I serve a branch of Christianity that has lost about two thirds of its members over the past few decades, consists mostly of churches with less than 100 members, and is currently fracturing over issues such as gay marriage, LGBT ordination, and – of course – money. It’s often lambasted for being liberal and its members are called “the frozen chosen.” So why would I choose to stay within this denomination?

Because there’s no place I’d rather be.

There is no doubt in my mind that our denomination has been facing a crisis in its identity and how it relates to the world for a few decades. The number of churches leaving over the new option to perform same-sex weddings is only the latest indicator that this crisis is alive and well. We have tried and failed, time and time again, to revitalize or revive our denomination. All the numbers point down. And the further down they go, the more excited I get about what God is going to do with us.

When I read the Bible, I see a God who uses crises to teach, call, and transform people and nations. Take the example of Moses. God could have called Moses from Pharaoh’s palace, but Moses was in the desert outside of Midian when God called. God could have called the Hebrew people to overthrow Pharaoh, but instead God called them out of Egypt to give them the commandments. God could have sent the people to the Promised Land, but God sent them to the wilderness before handing over the keys to their new home.

In the wilderness, our best is never enough. The wilderness takes everything we have and gives very little in return, and so when we work as hard as we used to doing the things we used to do to the best of our abilities, we find that we don’t get quite the same results – where we used to thrive, we die. To thrive in the wilderness, we have to learn new ways to doing things. It is now required to take full account of the environment around us; if we overuse a watering hole, it won’t be there next year, and we’ll die. It is now required to give our best effort; if we don’t, we will die. It is now required to care for others; if we lose our community, we will die alone. It is now required to rely on God’s strength and not our own; no amount of planning can help you survive a drought as a desert wanderer.

When the Israelites learned these lessons, God allowed them to enter the Promised Land. I think, in our wilderness, we are beginning to learn these same lessons. But we aren’t there yet. Before we get to the Promised Land, we have to leave Egypt behind. We bring with us the stories (#neverforget) and the rituals (Passover), but we aren’t in Egypt anymore.
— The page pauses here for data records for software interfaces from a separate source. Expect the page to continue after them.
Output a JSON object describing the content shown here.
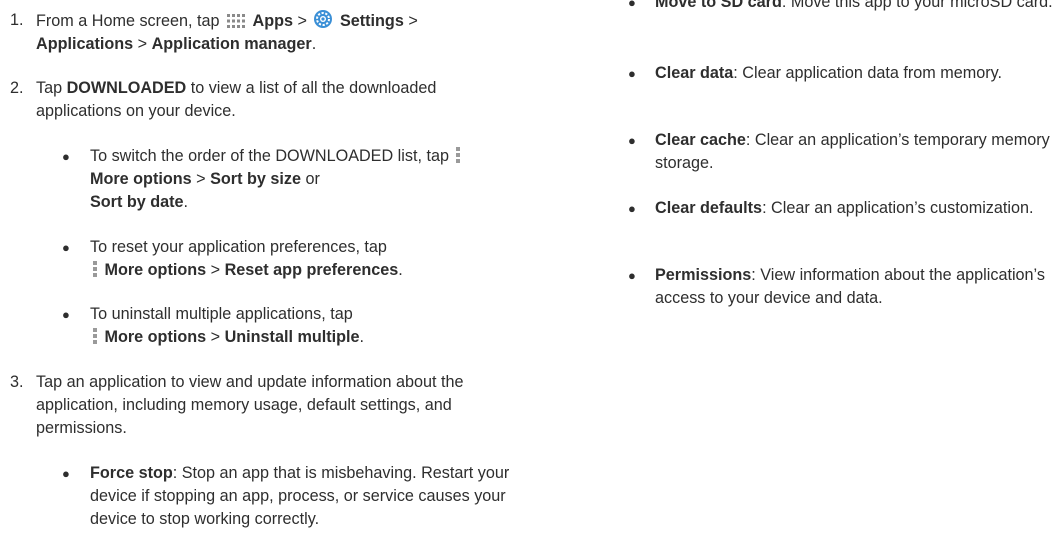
{
  "steps": [
    {
      "num": "1.",
      "pre": "From a Home screen, tap",
      "apps_label": "Apps",
      "sep1": ">",
      "settings_label": "Settings",
      "sep2": ">",
      "applications_label": "Applications",
      "sep3": ">",
      "app_manager_label": "Application manager",
      "end": "."
    },
    {
      "num": "2.",
      "pre": "Tap",
      "downloaded_label": "DOWNLOADED",
      "post": "to view a list of all the downloaded applications on your device.",
      "bullets": [
        {
          "pre": "To switch the order of the DOWNLOADED list, tap",
          "more_options": "More options",
          "sep": ">",
          "opt1": "Sort by size",
          "or": "or",
          "opt2": "Sort by date",
          "end": "."
        },
        {
          "pre": "To reset your application preferences, tap",
          "more_options": "More options",
          "sep": ">",
          "opt1": "Reset app preferences",
          "end": "."
        },
        {
          "pre": "To uninstall multiple applications, tap",
          "more_options": "More options",
          "sep": ">",
          "opt1": "Uninstall multiple",
          "end": "."
        }
      ]
    },
    {
      "num": "3.",
      "text": "Tap an application to view and update information about the application, including memory usage, default settings, and permissions.",
      "bullets": [
        {
          "term": "Force stop",
          "desc": ": Stop an app that is misbehaving. Restart your device if stopping an app, process, or service causes your device to stop working correctly."
        }
      ]
    }
  ],
  "right_bullets": [
    {
      "term": "Move to SD card",
      "desc": ": Move this app to your microSD card."
    },
    {
      "term": "Clear data",
      "desc": ": Clear application data from memory."
    },
    {
      "term": "Clear cache",
      "desc": ": Clear an application’s temporary memory storage."
    },
    {
      "term": "Clear defaults",
      "desc": ": Clear an application’s customization."
    },
    {
      "term": "Permissions",
      "desc": ": View information about the application’s access to your device and data."
    }
  ],
  "bullet_char": "●",
  "icons": {
    "apps": "apps-grid-icon",
    "settings": "settings-gear-icon",
    "more_options": "more-options-icon"
  },
  "colors": {
    "text": "#2e2e2e",
    "settings_icon": "#3a8fd6",
    "apps_icon": "#8a8a8a"
  }
}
In the wilderness, the Israelites asked where their food and water was going to come from now that Egypt no longer gave it to them. They asked who would lead them without Pharaoh. They asked who would protect them now that they had offended their former masters. They began to see Egypt as a comfortable, rich place. They could only enter the Promised Land once Egypt was fully behind them.

So I’m excited to be part of our process of leaving Egypt behind, journeying across a barren desert (forgetting, remembering, and learning), and entering into a new Promised Land. I won’t allow myself to forget the lessons we’ve learned as an institutional church, but I can’t wait to see what new form God’s community takes. I’m thrilled that house and cafe churches marked by community and compassion are taking root. I’m excited that the reality of the internet and cell phones are being taken seriously by churches, just as the printing press, radio, and television were. I’m amazed at the new, unprecedented level of cooperation and partnership between Presbyterians and other denominations and religions, especially at the local level. I’m glad that people no longer have to pretend that they love the church even if they don’t, that they can stop going to church out of guilt and hopefully, eventually start going out of love, duty, gratitude, or respect. And I’m glad that across the country, churches are being brave enough to die.

In 2012, I had the chance to preach to the Board of the Presbyterian Mission Agency, and the text I chose was John 12:24-25 – “Unless a grain of wheat falls to the ground and dies, it remains a single grain; but if it dies, it bears much fruit. Those who love their life lose it, and those who hate their life in this world will keep it for eternal life.” And I told them not to be afraid of death, but instead, to embrace it. In this crisis, what we should fear most of all is loving the life of our church too much. By embracing the possibility of death – death to programs, death to membership growth, death to the building, death to the chartered congregation – we admit our own inability to save ourselves. If we are faithful Christians, we will at that point trust that much more firmly in Christ, who was raised from the dead. Let the congregation die – if a grain of wheat falls to the ground and dies, it bears much fruit!

I am a Christian because I believe in the power of a resurrected God who promises to resurrect me (and the world) as well. How could I not believe that about the church? And so I’ll repeat – there’s no place I’d rather be. Why would you choose to leave a church where God is intensely at work, bringing about resurrection? You don’t get to see that every day. So I’ll wait, and I’ll watch, and I’ll work, until God brings us all to that new Promised Land.